Web page and app entries:
◇ ◇ ◇ ◇ ◇ ◇ ◇

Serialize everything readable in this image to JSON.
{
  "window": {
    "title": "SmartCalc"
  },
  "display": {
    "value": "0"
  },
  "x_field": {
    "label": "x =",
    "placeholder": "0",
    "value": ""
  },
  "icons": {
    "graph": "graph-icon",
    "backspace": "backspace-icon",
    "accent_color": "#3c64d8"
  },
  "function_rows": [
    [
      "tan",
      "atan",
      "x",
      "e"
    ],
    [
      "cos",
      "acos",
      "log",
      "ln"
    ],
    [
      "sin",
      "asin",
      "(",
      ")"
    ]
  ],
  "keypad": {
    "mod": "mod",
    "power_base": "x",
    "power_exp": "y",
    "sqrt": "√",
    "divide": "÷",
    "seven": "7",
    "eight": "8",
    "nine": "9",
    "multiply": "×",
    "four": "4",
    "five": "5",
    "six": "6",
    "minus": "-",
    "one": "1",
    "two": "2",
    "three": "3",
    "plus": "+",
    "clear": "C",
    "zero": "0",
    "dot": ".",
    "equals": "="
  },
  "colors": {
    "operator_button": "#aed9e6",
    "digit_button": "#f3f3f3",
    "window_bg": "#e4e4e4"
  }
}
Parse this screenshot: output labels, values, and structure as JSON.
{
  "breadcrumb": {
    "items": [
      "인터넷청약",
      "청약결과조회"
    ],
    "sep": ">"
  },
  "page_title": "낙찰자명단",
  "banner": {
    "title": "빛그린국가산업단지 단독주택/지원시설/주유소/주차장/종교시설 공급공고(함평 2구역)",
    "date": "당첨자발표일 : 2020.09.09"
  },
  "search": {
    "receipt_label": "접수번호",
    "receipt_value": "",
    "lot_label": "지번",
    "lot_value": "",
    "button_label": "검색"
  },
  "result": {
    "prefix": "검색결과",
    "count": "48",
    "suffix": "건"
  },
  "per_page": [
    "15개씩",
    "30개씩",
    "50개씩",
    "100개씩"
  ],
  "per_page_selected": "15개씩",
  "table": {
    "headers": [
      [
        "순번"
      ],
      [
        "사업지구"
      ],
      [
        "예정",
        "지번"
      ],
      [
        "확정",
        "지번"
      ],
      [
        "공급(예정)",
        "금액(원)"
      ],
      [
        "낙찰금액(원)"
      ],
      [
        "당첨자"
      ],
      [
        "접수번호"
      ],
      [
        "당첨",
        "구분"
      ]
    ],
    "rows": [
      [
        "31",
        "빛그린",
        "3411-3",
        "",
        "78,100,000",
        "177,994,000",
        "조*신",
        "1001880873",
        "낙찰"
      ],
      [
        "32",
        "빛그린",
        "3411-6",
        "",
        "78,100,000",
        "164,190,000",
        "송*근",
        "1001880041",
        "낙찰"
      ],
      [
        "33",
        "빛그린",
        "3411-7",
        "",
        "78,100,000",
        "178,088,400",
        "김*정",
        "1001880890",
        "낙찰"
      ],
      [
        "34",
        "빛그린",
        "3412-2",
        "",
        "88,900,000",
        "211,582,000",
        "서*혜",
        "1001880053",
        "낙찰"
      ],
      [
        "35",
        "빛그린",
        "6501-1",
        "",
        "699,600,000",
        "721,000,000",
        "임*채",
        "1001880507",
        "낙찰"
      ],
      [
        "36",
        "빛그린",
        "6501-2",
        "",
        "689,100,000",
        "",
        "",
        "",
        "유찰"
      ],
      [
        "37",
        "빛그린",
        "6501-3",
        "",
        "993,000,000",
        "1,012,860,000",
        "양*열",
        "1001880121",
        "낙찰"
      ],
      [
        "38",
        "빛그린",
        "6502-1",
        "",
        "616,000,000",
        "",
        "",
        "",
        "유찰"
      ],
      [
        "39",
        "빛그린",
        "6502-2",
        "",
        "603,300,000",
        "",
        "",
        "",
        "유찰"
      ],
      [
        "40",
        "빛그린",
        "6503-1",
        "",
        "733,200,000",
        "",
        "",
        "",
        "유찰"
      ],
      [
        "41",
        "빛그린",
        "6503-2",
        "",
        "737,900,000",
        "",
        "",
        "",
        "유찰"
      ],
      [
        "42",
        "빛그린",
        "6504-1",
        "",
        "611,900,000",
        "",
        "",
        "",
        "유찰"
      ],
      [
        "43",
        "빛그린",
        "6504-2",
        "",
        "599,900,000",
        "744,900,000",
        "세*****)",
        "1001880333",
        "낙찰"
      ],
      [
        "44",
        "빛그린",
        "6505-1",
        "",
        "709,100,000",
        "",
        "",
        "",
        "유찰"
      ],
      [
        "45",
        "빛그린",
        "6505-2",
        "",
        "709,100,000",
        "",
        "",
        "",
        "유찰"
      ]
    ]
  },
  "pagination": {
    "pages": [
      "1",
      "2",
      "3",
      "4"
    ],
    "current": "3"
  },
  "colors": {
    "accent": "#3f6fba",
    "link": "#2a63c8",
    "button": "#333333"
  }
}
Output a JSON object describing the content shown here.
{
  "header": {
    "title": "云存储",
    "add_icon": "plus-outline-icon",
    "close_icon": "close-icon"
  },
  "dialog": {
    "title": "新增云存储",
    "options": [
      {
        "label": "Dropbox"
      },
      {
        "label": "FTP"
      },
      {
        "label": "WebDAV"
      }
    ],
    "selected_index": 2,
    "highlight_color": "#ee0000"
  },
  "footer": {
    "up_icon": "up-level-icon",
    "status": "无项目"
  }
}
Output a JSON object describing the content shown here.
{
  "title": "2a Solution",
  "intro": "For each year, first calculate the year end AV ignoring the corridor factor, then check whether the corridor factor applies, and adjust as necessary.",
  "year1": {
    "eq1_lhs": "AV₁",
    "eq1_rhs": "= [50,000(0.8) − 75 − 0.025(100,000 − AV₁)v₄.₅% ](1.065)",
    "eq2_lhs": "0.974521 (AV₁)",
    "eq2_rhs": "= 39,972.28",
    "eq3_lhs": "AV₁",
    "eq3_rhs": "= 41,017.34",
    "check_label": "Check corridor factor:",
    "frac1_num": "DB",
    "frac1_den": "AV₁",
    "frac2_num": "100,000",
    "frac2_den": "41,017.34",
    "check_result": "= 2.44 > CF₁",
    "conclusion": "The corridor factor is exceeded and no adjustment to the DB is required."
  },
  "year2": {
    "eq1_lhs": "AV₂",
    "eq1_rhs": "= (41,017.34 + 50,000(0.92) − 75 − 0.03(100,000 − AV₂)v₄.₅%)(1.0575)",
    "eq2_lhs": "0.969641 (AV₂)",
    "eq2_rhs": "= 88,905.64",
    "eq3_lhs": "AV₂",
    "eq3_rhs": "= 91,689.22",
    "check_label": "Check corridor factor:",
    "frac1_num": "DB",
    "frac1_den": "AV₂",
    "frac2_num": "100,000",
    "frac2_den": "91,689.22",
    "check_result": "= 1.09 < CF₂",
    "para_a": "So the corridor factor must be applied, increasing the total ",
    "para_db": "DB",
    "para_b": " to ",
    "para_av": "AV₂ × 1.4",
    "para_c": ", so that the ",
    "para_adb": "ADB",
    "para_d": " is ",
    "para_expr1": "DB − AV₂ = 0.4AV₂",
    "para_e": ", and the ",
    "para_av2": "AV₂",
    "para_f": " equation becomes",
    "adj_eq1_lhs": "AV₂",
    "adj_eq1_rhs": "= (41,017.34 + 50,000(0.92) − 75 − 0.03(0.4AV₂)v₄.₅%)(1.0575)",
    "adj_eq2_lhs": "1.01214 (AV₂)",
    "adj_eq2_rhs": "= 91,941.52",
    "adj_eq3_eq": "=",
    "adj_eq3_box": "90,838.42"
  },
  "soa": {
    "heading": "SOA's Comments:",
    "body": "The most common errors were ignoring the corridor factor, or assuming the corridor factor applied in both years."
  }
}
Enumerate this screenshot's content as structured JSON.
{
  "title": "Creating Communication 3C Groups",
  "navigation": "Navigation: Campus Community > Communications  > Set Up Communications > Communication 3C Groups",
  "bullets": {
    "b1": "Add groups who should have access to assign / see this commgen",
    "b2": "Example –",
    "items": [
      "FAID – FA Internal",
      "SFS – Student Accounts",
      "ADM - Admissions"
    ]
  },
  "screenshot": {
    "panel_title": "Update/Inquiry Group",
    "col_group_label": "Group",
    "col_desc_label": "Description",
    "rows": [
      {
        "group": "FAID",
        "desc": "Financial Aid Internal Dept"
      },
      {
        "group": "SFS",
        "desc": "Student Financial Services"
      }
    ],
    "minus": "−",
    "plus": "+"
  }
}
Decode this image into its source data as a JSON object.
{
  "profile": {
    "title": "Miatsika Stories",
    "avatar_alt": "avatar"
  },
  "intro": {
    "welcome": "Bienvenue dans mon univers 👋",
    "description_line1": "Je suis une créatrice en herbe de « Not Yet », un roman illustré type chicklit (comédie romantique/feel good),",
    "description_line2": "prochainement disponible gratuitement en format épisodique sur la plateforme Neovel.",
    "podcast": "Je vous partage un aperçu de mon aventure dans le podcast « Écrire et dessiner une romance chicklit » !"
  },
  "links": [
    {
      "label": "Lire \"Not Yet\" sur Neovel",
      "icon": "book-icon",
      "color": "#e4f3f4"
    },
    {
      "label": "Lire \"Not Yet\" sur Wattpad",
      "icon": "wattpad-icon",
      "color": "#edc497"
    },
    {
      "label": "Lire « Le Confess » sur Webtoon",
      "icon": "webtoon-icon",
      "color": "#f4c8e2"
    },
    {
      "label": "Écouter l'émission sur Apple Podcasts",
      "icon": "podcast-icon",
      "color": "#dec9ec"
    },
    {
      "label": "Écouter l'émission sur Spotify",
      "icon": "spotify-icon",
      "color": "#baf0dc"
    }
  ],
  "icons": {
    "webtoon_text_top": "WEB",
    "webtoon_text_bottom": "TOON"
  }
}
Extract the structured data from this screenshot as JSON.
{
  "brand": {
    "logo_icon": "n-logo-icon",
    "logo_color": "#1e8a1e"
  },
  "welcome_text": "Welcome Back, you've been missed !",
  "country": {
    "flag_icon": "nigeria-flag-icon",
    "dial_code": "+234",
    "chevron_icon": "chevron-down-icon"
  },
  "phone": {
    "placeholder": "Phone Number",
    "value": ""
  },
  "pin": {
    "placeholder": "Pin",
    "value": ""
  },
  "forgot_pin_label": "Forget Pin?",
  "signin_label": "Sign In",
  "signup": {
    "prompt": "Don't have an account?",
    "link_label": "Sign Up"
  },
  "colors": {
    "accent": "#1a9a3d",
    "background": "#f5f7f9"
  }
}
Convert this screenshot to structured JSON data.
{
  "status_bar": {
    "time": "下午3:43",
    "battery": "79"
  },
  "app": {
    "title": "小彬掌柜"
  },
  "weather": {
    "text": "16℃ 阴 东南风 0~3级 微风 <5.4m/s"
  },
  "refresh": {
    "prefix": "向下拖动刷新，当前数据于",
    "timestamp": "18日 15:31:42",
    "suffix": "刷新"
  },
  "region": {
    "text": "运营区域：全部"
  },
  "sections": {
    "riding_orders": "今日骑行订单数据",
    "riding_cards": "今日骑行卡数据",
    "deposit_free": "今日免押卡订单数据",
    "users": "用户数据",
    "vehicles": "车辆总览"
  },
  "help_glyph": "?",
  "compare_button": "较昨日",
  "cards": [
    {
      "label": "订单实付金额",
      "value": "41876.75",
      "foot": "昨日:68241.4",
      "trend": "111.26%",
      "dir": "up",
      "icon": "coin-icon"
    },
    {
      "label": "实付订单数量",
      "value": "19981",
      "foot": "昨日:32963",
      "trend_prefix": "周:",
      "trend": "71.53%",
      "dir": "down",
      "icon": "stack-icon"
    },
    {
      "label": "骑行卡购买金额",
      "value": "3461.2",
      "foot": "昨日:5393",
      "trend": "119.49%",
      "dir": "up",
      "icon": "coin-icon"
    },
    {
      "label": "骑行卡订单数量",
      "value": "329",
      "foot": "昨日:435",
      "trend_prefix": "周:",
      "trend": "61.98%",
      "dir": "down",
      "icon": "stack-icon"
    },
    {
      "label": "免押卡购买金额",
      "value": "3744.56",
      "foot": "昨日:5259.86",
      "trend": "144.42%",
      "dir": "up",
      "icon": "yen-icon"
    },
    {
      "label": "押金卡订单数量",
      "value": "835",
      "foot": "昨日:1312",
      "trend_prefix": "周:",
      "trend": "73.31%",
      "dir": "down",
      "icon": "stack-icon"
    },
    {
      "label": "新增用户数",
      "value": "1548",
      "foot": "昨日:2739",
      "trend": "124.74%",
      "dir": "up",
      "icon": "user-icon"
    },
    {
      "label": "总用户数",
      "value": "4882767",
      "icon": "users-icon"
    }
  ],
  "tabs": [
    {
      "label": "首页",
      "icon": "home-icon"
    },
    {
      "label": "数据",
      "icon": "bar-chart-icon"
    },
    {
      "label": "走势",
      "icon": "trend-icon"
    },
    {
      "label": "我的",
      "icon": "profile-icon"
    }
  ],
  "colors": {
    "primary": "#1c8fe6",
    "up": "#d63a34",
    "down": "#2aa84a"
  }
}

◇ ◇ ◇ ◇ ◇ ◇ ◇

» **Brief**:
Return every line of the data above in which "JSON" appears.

» **Answer box**:
Serialize everything readable in this image to JSON.
Parse this screenshot: output labels, values, and structure as JSON.
Output a JSON object describing the content shown here.
Output a JSON object describing the content shown here.
Enumerate this screenshot's content as structured JSON.
Decode this image into its source data as a JSON object.
Extract the structured data from this screenshot as JSON.
Convert this screenshot to structured JSON data.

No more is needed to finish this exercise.